◆ EXERCISE BRIEF: Of the lines below, report only those that contain "chevron".

◆ EXTRACTED RECORDS:

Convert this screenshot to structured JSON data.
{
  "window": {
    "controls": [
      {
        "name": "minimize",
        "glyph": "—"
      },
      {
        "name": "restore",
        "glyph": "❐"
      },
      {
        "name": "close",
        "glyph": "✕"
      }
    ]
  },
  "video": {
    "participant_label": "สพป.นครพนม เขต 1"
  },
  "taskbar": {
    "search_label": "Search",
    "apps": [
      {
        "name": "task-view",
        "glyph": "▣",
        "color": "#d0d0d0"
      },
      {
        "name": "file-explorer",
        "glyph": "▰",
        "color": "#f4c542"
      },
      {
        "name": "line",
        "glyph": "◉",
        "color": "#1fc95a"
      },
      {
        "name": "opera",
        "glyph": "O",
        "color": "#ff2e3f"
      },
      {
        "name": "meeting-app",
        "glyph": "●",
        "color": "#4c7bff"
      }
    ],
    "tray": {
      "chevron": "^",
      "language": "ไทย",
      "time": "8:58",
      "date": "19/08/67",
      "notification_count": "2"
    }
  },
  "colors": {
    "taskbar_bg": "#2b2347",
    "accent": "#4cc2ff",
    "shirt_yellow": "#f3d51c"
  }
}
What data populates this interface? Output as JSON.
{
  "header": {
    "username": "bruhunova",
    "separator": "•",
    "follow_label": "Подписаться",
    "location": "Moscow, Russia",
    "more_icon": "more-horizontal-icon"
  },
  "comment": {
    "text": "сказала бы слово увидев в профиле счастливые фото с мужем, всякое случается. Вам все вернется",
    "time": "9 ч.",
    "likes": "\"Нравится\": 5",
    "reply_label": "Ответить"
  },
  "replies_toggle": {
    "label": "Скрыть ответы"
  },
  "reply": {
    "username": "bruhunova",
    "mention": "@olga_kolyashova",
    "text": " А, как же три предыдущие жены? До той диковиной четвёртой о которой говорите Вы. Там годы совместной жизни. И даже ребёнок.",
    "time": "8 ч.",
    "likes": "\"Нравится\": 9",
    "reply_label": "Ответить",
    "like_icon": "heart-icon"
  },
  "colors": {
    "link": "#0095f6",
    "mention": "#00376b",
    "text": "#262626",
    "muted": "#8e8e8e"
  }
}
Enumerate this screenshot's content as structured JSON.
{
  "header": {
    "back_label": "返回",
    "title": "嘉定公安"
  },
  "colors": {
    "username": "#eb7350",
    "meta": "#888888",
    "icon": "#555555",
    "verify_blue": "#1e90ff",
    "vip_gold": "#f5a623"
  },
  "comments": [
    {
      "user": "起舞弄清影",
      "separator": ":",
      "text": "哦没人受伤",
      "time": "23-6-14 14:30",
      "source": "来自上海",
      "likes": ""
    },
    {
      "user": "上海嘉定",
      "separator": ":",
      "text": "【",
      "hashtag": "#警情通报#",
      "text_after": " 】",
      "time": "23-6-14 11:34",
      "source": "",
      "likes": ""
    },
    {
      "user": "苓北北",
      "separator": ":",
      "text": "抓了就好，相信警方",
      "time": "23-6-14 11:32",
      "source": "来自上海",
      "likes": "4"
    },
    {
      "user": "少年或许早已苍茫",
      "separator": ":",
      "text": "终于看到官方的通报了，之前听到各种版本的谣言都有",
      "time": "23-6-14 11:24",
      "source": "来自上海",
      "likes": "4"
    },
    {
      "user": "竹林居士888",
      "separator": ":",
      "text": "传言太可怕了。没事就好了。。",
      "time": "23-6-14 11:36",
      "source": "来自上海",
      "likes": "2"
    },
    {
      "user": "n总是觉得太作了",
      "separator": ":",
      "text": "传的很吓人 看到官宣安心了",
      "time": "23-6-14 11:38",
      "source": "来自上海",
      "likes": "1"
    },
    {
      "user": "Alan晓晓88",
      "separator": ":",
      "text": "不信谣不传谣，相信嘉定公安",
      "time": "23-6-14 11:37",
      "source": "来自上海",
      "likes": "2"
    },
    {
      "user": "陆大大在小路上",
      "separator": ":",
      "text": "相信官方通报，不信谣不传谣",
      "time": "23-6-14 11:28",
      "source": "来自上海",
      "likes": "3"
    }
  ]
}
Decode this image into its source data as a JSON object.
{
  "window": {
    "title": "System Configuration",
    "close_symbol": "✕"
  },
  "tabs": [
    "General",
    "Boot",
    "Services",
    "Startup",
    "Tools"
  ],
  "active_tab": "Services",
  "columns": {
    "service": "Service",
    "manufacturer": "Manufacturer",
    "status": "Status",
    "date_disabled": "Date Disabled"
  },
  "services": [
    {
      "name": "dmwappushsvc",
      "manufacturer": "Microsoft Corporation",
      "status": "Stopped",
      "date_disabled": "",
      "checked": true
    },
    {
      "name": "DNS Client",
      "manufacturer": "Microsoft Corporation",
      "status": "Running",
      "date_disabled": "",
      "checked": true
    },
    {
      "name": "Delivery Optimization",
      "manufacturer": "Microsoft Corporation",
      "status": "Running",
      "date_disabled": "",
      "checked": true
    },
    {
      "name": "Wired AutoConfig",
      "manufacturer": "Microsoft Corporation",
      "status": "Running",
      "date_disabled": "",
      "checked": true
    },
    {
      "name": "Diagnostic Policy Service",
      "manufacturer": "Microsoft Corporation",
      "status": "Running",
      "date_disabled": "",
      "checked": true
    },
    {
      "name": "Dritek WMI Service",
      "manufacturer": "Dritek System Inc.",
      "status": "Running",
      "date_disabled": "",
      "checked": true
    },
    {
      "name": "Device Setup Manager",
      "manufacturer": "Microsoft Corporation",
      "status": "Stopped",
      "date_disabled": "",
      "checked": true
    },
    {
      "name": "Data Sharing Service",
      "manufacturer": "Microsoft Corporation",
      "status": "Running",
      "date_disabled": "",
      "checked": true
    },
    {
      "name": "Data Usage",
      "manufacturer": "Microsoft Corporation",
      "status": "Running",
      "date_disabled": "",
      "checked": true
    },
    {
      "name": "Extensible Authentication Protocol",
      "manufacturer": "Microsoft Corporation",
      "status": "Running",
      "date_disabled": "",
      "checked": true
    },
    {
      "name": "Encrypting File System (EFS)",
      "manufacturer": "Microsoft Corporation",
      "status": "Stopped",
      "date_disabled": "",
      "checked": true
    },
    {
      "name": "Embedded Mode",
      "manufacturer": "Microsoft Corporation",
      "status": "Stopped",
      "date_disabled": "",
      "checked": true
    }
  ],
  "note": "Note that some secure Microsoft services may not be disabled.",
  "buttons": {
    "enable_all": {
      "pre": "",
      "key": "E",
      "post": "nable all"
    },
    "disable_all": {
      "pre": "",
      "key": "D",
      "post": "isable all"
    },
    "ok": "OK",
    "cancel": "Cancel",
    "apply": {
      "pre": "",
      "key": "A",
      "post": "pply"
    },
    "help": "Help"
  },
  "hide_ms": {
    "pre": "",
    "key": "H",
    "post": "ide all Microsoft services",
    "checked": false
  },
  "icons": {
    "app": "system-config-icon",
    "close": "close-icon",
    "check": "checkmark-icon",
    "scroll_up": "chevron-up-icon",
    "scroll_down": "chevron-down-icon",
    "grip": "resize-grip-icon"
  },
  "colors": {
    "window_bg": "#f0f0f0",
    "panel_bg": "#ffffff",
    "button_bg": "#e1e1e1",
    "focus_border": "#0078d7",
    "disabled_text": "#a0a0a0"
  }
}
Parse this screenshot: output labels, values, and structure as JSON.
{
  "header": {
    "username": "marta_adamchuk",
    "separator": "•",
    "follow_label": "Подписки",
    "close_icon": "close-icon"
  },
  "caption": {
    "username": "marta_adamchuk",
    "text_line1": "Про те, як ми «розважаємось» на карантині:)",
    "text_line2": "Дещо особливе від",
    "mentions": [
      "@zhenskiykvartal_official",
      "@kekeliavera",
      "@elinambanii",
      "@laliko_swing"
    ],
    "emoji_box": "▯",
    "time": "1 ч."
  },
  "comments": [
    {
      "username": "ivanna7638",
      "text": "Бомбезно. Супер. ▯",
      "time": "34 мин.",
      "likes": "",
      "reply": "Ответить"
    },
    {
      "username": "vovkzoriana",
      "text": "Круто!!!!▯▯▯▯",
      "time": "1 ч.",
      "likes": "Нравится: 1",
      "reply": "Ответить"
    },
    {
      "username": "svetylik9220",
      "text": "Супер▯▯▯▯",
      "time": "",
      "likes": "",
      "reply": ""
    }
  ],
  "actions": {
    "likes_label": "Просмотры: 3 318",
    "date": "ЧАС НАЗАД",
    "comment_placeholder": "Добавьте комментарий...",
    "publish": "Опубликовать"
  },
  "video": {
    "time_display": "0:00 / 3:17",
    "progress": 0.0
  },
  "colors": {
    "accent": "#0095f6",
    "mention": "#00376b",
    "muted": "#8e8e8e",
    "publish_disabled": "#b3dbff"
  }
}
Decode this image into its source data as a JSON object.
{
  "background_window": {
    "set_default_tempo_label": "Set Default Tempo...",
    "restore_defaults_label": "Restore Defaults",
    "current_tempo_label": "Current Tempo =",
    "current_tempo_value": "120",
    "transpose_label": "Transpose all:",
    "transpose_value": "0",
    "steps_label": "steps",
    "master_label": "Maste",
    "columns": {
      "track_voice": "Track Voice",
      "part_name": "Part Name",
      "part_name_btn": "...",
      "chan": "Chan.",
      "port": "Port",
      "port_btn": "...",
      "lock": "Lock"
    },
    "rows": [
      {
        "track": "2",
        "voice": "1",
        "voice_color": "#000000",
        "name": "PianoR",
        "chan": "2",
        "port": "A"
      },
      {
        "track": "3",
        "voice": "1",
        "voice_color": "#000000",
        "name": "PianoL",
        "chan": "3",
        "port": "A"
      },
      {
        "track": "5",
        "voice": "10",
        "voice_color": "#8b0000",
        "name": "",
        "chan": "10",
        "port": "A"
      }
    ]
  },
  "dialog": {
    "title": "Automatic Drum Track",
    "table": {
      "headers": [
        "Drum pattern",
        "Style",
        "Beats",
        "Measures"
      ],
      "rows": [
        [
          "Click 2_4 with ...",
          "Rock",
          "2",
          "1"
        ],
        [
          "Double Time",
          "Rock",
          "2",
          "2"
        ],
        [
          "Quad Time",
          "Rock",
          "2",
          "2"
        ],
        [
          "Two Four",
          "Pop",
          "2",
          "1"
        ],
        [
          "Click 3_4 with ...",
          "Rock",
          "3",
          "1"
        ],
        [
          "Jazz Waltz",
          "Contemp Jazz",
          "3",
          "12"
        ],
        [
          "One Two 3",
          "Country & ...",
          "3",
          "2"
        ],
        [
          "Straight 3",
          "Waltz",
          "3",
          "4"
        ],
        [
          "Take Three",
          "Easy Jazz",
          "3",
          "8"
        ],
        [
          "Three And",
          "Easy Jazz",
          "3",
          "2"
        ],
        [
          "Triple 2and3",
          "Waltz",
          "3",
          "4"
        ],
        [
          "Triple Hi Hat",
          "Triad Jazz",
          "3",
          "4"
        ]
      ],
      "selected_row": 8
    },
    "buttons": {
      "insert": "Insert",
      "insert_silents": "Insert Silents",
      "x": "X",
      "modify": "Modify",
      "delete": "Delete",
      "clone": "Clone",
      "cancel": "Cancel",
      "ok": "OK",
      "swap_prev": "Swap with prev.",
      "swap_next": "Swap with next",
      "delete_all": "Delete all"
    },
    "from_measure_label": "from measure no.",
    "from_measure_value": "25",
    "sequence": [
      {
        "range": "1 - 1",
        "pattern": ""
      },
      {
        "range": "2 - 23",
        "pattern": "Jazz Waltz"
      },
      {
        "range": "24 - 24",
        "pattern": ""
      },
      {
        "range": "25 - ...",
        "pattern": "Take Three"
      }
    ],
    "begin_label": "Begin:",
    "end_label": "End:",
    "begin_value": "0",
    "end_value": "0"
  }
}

◆ YOUR RESPONSE:
      "chevron": "^",
    "scroll_up": "chevron-up-icon",
    "scroll_down": "chevron-down-icon",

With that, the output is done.